START Records to process

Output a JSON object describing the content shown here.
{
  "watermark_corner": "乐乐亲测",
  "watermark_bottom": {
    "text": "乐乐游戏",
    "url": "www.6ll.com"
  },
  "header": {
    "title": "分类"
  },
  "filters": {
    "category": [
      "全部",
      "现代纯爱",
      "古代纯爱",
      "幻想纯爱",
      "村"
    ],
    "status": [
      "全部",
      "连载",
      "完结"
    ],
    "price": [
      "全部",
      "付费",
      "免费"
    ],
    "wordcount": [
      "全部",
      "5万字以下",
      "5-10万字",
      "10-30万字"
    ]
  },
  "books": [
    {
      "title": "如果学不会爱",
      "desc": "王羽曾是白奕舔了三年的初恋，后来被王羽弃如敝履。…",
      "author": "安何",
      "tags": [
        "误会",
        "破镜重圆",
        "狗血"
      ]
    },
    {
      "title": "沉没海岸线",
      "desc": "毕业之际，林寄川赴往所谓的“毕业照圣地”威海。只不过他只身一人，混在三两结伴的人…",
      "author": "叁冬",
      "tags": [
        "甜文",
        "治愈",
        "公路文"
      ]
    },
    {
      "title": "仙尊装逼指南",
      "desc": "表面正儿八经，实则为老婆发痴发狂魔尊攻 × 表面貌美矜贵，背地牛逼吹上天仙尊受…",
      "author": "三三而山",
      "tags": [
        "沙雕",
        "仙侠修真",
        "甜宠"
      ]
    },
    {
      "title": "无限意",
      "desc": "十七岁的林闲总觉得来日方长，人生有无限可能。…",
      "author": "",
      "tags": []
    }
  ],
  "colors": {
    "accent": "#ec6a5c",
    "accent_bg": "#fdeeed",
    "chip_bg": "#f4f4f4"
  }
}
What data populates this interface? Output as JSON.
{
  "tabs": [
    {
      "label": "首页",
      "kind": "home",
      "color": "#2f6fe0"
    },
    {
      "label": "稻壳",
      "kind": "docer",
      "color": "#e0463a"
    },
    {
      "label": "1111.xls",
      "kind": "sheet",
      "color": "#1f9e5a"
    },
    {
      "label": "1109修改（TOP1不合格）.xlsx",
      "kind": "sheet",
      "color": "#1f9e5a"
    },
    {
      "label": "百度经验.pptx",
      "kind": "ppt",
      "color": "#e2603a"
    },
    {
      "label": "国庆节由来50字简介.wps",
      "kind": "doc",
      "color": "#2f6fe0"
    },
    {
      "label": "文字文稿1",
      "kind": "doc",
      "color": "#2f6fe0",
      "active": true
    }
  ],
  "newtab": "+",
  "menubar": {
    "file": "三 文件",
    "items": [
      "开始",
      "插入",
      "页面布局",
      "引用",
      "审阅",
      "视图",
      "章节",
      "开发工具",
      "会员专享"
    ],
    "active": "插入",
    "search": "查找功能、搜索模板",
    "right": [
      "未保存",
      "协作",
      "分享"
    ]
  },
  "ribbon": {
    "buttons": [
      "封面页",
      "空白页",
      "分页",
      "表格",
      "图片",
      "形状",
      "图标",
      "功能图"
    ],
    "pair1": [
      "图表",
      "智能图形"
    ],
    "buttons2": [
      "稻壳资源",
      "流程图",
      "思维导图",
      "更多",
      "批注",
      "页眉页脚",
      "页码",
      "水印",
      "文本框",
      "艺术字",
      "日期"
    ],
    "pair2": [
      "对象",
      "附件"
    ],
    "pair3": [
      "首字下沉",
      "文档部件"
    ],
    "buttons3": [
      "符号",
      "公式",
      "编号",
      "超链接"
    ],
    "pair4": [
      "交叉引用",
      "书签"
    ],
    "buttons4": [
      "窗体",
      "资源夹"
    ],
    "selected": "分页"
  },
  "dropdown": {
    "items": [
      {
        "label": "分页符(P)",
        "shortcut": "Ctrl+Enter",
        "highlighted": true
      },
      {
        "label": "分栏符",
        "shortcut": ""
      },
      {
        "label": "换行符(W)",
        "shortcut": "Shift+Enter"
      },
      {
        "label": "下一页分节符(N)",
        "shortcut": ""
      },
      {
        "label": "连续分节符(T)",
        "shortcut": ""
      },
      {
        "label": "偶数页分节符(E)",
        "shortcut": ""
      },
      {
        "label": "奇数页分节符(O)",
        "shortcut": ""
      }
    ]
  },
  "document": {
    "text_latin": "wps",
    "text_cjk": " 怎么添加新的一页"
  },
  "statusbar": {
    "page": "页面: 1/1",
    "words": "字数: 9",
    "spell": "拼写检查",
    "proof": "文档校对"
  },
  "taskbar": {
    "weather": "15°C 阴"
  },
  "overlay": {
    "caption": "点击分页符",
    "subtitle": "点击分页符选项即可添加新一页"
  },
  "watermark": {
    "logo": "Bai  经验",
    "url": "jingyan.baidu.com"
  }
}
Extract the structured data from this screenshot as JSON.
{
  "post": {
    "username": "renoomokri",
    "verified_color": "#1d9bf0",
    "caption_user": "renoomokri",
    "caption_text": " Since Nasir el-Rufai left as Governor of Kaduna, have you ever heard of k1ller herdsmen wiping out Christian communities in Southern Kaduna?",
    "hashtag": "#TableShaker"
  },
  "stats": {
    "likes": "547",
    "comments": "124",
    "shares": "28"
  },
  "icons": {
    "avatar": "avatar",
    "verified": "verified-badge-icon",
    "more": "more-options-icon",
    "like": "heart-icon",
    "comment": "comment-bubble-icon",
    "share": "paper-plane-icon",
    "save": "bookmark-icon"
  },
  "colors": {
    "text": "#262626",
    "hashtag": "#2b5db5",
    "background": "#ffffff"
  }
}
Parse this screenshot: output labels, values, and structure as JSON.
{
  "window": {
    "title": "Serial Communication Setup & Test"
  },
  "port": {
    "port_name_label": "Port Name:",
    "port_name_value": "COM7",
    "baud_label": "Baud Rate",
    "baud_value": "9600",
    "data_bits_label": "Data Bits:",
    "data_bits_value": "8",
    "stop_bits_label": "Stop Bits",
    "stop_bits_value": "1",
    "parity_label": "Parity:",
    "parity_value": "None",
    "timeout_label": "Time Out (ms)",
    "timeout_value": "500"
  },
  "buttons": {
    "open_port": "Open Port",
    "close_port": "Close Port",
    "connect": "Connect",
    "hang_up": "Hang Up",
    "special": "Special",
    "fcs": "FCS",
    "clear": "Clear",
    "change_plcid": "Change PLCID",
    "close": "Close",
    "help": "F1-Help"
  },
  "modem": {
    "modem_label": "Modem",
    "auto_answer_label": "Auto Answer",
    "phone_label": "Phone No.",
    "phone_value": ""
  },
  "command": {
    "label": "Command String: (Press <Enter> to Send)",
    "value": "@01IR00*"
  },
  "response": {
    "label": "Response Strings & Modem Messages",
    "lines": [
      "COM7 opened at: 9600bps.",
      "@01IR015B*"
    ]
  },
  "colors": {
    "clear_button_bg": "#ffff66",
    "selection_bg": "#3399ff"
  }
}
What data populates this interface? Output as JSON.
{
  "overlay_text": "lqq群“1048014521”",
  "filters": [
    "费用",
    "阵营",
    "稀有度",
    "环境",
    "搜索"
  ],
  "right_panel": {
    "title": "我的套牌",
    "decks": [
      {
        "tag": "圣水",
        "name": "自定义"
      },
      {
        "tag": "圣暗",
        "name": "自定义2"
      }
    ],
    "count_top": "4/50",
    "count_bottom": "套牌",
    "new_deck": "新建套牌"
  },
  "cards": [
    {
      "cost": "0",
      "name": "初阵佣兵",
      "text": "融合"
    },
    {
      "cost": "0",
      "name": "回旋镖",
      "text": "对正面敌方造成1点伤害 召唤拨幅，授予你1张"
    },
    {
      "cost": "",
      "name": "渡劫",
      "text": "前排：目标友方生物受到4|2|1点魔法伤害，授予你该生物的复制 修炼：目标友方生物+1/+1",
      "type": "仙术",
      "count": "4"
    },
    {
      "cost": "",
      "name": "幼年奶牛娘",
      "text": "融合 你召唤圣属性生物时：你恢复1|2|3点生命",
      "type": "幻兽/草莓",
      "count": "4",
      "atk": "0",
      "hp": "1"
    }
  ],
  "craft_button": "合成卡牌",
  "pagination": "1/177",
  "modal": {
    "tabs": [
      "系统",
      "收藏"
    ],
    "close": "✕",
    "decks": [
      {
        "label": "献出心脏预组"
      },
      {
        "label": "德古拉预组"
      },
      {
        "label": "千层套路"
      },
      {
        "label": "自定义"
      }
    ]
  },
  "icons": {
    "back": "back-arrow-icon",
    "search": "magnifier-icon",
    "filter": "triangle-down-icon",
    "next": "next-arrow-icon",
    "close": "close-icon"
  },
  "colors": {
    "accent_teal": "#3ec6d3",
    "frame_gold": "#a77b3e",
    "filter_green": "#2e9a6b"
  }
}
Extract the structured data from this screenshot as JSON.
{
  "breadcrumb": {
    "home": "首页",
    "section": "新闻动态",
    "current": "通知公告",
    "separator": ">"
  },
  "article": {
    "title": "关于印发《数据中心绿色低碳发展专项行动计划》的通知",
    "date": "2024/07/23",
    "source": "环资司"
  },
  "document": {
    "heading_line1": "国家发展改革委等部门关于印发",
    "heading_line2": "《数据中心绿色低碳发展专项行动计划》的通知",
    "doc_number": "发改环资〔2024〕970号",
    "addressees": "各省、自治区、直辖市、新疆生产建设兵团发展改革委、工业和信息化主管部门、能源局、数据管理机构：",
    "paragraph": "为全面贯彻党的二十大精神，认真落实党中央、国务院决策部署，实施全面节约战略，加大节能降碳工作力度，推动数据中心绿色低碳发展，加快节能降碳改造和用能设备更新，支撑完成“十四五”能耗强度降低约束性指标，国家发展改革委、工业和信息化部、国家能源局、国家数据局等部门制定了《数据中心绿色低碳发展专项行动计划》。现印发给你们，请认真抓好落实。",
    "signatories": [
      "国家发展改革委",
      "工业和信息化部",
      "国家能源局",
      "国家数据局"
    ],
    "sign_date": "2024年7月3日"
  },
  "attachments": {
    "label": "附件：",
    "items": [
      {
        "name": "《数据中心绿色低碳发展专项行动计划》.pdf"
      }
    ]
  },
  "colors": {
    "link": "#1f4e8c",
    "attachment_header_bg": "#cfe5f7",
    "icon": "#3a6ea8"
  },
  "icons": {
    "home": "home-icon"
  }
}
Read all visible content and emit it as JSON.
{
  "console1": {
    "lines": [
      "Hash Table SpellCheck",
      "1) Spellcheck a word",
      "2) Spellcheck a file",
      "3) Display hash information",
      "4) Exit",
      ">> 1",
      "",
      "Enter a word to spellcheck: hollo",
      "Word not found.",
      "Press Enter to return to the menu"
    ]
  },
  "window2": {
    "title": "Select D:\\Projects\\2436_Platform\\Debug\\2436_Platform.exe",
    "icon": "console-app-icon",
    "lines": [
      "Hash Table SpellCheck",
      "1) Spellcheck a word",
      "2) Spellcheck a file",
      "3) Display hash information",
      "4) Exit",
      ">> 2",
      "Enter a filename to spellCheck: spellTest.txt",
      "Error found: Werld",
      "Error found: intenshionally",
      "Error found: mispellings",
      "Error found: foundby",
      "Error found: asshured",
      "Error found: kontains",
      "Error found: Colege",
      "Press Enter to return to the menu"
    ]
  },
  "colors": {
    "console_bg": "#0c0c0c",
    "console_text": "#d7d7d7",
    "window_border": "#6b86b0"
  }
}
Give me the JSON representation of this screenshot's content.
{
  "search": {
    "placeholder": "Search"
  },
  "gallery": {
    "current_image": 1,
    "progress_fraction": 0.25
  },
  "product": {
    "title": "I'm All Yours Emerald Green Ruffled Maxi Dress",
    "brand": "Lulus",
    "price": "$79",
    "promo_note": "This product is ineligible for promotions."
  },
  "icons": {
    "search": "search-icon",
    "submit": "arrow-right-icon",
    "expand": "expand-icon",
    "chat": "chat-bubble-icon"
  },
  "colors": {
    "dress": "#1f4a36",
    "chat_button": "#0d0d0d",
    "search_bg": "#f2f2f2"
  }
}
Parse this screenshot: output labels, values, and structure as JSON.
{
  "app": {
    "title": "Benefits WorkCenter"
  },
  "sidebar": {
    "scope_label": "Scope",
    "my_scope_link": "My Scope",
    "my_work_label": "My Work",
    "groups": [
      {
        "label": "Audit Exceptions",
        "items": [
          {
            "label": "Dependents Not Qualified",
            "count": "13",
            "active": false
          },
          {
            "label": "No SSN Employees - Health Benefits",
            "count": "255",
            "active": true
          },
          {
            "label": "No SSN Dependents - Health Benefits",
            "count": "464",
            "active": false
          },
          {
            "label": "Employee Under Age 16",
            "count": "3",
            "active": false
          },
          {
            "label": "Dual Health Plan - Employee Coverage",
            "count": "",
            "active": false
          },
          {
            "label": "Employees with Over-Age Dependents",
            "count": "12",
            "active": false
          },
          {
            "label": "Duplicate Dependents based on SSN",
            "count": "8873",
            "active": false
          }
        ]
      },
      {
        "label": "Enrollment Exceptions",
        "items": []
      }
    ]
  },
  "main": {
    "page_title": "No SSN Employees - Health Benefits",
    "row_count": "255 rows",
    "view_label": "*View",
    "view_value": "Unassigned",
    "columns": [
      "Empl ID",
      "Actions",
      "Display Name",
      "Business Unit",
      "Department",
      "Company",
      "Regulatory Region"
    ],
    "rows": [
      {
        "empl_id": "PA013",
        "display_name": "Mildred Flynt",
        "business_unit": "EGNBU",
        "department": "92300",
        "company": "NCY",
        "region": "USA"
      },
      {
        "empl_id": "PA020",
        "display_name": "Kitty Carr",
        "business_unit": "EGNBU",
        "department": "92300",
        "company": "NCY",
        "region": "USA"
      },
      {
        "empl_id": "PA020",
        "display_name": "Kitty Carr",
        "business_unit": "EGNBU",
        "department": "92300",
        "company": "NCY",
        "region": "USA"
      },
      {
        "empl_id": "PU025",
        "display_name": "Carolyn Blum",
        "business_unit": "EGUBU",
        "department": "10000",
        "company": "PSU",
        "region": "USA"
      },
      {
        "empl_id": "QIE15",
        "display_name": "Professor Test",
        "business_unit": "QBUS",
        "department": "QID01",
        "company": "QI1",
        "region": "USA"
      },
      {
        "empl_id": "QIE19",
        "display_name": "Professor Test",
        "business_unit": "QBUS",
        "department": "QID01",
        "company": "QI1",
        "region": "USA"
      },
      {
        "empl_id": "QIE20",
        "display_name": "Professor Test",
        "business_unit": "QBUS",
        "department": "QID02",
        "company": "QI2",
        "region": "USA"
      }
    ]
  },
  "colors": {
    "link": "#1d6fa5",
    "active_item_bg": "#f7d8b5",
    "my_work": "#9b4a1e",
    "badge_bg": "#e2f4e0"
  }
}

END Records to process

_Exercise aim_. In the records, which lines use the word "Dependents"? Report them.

_Answer to this task_.
            "label": "Dependents Not Qualified",
            "label": "No SSN Dependents - Health Benefits",
            "label": "Employees with Over-Age Dependents",
            "label": "Duplicate Dependents based on SSN",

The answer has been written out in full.